What is required: Reproduce the records word for word, apart from the images they contain.
(Provided information begins)
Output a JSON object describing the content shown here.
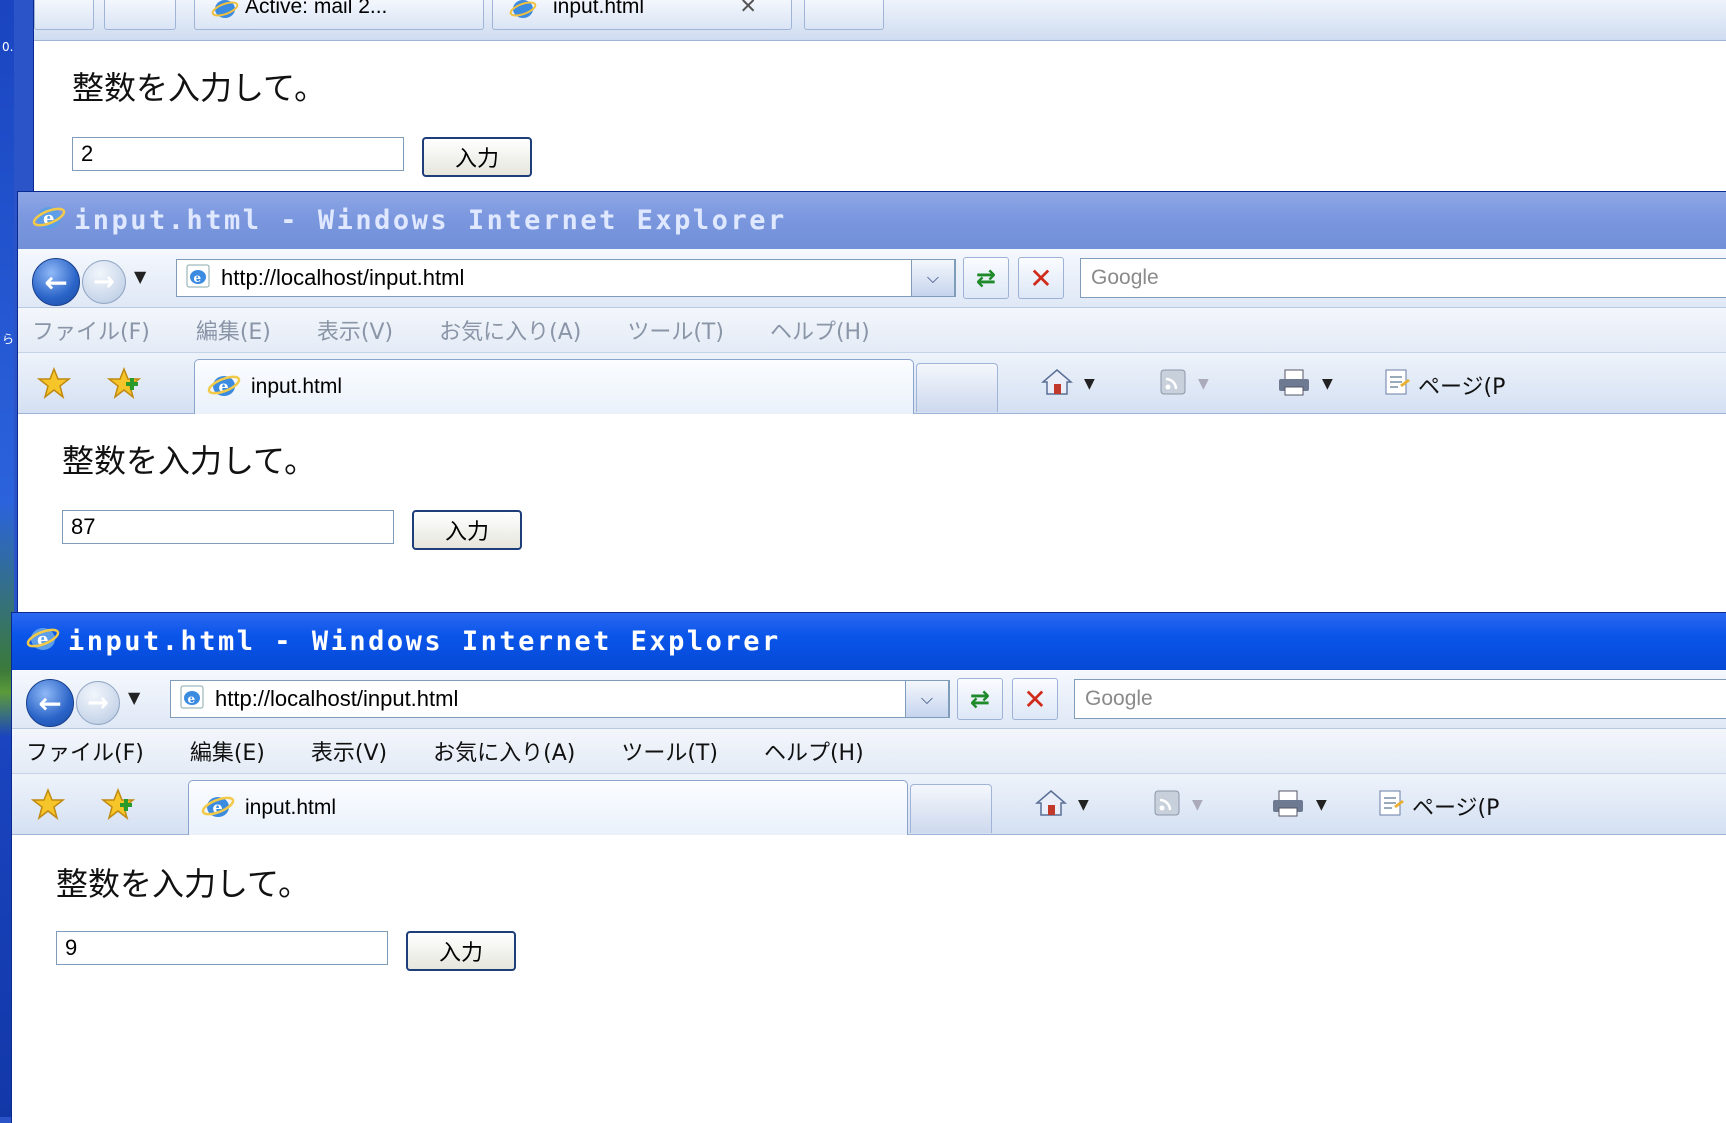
{
  "desktop": {
    "glyphs": [
      "0.",
      "ら"
    ]
  },
  "window_top": {
    "tabs": [
      {
        "label": "Active: mail 2...",
        "active": false
      },
      {
        "label": "input.html",
        "active": true,
        "close": "✕"
      }
    ],
    "prompt": "整数を入力して。",
    "input_value": "2",
    "button_label": "入力"
  },
  "window_middle": {
    "title": "input.html - Windows Internet Explorer",
    "active": false,
    "url": "http://localhost/input.html",
    "search_placeholder": "Google",
    "menu": [
      "ファイル(F)",
      "編集(E)",
      "表示(V)",
      "お気に入り(A)",
      "ツール(T)",
      "ヘルプ(H)"
    ],
    "tab_label": "input.html",
    "page_menu": "ページ(P",
    "prompt": "整数を入力して。",
    "input_value": "87",
    "button_label": "入力"
  },
  "window_bottom": {
    "title": "input.html - Windows Internet Explorer",
    "active": true,
    "url": "http://localhost/input.html",
    "search_placeholder": "Google",
    "menu": [
      "ファイル(F)",
      "編集(E)",
      "表示(V)",
      "お気に入り(A)",
      "ツール(T)",
      "ヘルプ(H)"
    ],
    "tab_label": "input.html",
    "page_menu": "ページ(P",
    "prompt": "整数を入力して。",
    "input_value": "9",
    "button_label": "入力"
  },
  "colors": {
    "title_active": "#0a55ea",
    "title_inactive": "#7b97de",
    "desktop": "#2a54c8"
  },
  "icons": {
    "browser": "ie-icon",
    "back": "back-arrow-icon",
    "forward": "forward-arrow-icon",
    "refresh": "refresh-icon",
    "stop": "stop-icon",
    "favorites": "favorites-star-icon",
    "add_favorite": "add-favorite-icon",
    "home": "home-icon",
    "feed": "feed-icon",
    "print": "print-icon",
    "page": "page-icon"
  }
}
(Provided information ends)
Written reply:
Output a JSON object describing the content shown here.
{
  "desktop": {
    "glyphs": [
      "0.",
      "ら"
    ]
  },
  "window_top": {
    "tabs": [
      {
        "label": "Active: mail 2...",
        "active": false
      },
      {
        "label": "input.html",
        "active": true,
        "close": "✕"
      }
    ],
    "prompt": "整数を入力して。",
    "input_value": "2",
    "button_label": "入力"
  },
  "window_middle": {
    "title": "input.html - Windows Internet Explorer",
    "active": false,
    "url": "http://localhost/input.html",
    "search_placeholder": "Google",
    "menu": [
      "ファイル(F)",
      "編集(E)",
      "表示(V)",
      "お気に入り(A)",
      "ツール(T)",
      "ヘルプ(H)"
    ],
    "tab_label": "input.html",
    "page_menu": "ページ(P",
    "prompt": "整数を入力して。",
    "input_value": "87",
    "button_label": "入力"
  },
  "window_bottom": {
    "title": "input.html - Windows Internet Explorer",
    "active": true,
    "url": "http://localhost/input.html",
    "search_placeholder": "Google",
    "menu": [
      "ファイル(F)",
      "編集(E)",
      "表示(V)",
      "お気に入り(A)",
      "ツール(T)",
      "ヘルプ(H)"
    ],
    "tab_label": "input.html",
    "page_menu": "ページ(P",
    "prompt": "整数を入力して。",
    "input_value": "9",
    "button_label": "入力"
  },
  "colors": {
    "title_active": "#0a55ea",
    "title_inactive": "#7b97de",
    "desktop": "#2a54c8"
  },
  "icons": {
    "browser": "ie-icon",
    "back": "back-arrow-icon",
    "forward": "forward-arrow-icon",
    "refresh": "refresh-icon",
    "stop": "stop-icon",
    "favorites": "favorites-star-icon",
    "add_favorite": "add-favorite-icon",
    "home": "home-icon",
    "feed": "feed-icon",
    "print": "print-icon",
    "page": "page-icon"
  }
}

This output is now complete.